Myron came to Haverford in 2014 upon completing a Ph.D. in music history at the University of Pennsylvania. He earned an M.A. in music history at the University of Western Ontario in 2008 and a B.Mus. at the University of Calgary, his hometown, in 2005.

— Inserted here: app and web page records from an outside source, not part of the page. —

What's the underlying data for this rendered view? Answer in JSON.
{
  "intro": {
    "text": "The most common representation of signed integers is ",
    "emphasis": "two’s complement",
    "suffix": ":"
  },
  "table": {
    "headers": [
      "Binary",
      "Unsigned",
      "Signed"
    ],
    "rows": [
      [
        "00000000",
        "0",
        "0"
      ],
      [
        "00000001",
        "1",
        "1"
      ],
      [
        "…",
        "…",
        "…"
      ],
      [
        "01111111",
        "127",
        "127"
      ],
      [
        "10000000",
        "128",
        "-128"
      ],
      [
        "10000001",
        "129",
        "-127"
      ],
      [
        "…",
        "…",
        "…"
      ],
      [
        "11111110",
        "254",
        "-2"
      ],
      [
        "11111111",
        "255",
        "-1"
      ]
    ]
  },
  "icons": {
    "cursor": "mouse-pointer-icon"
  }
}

A historical musicologist who works at the intersection of music, politics, and material culture, Myron has studied the role of printed music in the polarization of American political discourse in the 1790s and in the Franco-American diplomatic crisis of the same decade. His current project considers early-nineteenth-century American adaptations of European operas like Mozart’s Magic Flute. As publishers altered such works in accordance with local interests, did global musical transmission paradoxically strengthen a sense of American exceptionalism? Given the changes imposed on these now-canonic works, what did musical authorship mean in early America? Myron’s essays have appeared or are forthcoming in American Music, Common-place, Early American Studies, Music and Politics, and an edited collection on music publishing and the composer.